Review: Revivals rule in Giordano Dance Chicago’s spring series
Lauren Warnecke on April 1, 2017
Friday and Saturday at the Harris Theater for Music and Dance, Giordano Dance Chicago’s spring series displays a wide range of possibilities in American jazz dance. While some of the newer works show off this 54-year-old company’s capacity for currency, classical jazz dance reigns supreme on this program.
Created in 1993 as part of GDC’s annual Jazz Dance World Congress, former River North Dance Chicago artistic director Frank Chaves’ “Grusin Suite” is a primer on Chicago-style jazz dance, although Chaves’ isolations, touch turns, high kicks and hip circles are distinct from the method established by this company’s founder, Gus Giordano.

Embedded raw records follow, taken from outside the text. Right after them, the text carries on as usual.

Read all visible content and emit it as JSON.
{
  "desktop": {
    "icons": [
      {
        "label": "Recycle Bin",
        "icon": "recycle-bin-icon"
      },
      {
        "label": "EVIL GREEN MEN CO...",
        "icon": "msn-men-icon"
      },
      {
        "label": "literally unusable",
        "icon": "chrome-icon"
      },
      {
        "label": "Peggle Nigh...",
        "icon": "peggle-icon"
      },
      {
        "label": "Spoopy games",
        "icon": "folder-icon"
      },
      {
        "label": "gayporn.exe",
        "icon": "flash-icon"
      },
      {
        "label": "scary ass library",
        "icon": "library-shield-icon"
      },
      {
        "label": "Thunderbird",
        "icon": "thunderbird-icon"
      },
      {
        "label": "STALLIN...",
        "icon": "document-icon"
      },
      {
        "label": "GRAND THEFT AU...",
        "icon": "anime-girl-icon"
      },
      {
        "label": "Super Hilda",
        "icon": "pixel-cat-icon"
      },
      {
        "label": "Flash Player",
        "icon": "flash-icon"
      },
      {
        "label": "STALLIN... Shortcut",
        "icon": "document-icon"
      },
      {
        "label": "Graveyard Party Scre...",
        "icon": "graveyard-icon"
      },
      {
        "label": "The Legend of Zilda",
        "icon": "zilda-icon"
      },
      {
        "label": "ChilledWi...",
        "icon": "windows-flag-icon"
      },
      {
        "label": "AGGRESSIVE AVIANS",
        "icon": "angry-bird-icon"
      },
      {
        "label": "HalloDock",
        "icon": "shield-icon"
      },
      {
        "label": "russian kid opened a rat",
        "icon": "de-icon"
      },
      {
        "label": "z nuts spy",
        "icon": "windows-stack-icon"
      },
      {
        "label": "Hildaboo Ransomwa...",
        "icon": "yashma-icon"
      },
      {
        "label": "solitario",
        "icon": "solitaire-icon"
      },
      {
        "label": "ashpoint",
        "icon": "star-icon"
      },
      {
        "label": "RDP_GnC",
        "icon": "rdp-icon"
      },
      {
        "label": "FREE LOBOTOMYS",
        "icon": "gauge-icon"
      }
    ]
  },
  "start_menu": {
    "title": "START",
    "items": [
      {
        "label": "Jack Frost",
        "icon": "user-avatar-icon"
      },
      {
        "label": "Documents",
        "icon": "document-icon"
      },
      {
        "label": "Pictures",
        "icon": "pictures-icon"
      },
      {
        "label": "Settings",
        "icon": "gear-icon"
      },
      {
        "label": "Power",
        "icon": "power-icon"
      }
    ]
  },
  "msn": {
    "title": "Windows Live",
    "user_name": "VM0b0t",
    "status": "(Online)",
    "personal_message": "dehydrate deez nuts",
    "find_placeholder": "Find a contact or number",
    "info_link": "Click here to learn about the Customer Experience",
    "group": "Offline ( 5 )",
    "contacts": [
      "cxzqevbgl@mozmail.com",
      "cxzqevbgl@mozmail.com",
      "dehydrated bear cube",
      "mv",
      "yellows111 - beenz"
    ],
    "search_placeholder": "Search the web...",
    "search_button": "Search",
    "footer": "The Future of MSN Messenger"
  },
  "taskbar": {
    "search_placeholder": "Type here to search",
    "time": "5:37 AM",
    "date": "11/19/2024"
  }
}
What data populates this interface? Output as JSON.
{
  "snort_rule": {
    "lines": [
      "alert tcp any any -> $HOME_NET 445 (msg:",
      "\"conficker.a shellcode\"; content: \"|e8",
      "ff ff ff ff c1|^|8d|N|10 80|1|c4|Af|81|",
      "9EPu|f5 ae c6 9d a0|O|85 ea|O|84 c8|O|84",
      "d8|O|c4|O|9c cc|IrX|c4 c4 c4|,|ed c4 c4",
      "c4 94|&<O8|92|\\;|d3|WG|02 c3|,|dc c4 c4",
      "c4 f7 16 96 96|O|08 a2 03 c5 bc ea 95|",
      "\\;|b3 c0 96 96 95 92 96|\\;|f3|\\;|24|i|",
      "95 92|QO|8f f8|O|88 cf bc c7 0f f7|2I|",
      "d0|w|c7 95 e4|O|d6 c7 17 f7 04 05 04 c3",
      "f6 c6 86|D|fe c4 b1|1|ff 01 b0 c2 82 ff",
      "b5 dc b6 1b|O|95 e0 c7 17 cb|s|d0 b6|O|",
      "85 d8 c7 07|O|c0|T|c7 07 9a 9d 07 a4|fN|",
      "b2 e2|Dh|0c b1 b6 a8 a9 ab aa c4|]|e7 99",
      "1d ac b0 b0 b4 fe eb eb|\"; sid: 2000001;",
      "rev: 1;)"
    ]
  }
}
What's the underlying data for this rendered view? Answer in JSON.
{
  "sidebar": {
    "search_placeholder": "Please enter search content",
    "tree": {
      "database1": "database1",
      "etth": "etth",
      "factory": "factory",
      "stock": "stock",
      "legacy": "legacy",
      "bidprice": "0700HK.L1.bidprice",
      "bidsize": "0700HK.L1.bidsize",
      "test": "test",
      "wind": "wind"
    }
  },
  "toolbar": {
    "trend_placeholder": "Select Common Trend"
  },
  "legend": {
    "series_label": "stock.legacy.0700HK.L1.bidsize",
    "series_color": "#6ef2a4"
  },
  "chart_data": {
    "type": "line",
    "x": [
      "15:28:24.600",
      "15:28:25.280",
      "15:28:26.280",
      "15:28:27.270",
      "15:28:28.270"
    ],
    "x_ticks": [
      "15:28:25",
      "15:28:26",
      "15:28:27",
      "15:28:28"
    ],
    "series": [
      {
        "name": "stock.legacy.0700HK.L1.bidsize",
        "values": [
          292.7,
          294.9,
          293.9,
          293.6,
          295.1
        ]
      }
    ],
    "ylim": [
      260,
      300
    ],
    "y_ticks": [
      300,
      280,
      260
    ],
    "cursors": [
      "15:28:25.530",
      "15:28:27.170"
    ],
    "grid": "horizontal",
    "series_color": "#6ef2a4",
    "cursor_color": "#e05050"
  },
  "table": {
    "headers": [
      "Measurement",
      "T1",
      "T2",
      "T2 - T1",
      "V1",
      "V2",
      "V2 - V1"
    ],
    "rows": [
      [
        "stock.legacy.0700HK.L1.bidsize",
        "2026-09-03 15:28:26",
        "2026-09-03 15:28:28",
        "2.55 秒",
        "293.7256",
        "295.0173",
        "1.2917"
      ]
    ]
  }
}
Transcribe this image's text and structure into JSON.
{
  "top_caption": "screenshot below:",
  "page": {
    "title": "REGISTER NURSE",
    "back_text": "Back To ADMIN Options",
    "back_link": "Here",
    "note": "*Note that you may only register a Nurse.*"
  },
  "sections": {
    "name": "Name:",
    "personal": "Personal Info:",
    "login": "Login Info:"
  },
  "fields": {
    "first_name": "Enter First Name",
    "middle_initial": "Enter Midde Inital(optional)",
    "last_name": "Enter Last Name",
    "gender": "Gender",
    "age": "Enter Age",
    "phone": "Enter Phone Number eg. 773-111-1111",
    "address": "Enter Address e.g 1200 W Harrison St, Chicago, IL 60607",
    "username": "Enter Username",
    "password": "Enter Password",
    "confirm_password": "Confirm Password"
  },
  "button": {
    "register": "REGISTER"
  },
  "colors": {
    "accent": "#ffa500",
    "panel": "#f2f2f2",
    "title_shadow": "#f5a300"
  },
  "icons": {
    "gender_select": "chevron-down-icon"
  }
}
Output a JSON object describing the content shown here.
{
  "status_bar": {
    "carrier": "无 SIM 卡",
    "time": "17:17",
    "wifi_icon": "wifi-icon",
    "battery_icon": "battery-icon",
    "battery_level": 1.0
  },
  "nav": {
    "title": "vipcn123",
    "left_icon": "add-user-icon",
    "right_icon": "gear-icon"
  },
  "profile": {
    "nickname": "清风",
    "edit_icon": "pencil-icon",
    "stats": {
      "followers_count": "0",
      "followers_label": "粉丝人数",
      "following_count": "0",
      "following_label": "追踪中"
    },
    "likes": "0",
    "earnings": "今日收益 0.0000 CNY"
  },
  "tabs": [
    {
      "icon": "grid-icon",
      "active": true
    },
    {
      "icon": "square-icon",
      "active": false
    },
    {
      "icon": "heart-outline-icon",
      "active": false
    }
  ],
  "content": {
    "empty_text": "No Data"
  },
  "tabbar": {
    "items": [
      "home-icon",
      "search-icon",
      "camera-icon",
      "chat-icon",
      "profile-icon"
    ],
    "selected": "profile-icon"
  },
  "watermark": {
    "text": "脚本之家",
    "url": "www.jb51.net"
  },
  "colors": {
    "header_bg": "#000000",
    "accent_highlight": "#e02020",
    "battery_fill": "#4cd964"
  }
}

The differences between Giordano jazz and River North jazz are
Even so, Gio’s dancers handle the piece better than could anyone else, particularly in the second section’s jovial trio highlighting leading men Devin Buchanan, Zachary Heller and Adam Houston, and some exceptional full-company
Audience favorite “The Man that Got Away” (1990), another RNDC endowment gifted by
Two premieres from last season, Peter Chu’s “Divided Against” and Brock Clawson’s “Sneaky Pete,” contrast the razzmatazz of the RNDC rep and another revival: a dynamic, full-company restaging of Jon Lehrer’s 2008 “A Ritual Dynamic.” Last year’s newbies are improved with a bit of age, though Clawson’s “Sneaky Pete” is this program’s best representation of Giordano today. The film noir-inspired mini-narrative highlights dancer Zachary Heller as a man hiding in plain sight, until a lady in red (Maeghan McHale) discovers him. In the final chase scene, McHale and Heller full-on sprint from wing to wing, weaving in and out of Clawson’s tight contemporary phrase work among the swirl of Ivanova’s gorgeous A-line dresses.
Chu’s “Divided Against” suffers from its placement, following the bright and happy “Grusin Suite,” and is riddled with missed opportunities. What should be a steady build falls flat as the mood onstage fails to change leading up toward a climax dictated only by
Closing the program is “Lost in this World,” Liz Imperio’s melodrama about a man and a woman who meet in a nightclub and are ripped apart by an alien invasion … or at least I think that’s what it was about. Imperio has an impressive resume as a Los Angeles-based choreographer to the stars. Her commercial hip-hop aesthetic likely reads better on television, with the support of close-up camera shots and J-Lo standing at center-center. But an exposed upstage wall, costume changes galore and all sorts of special effects couldn’t save “Lost in this World” from looking (and feeling) 2-D.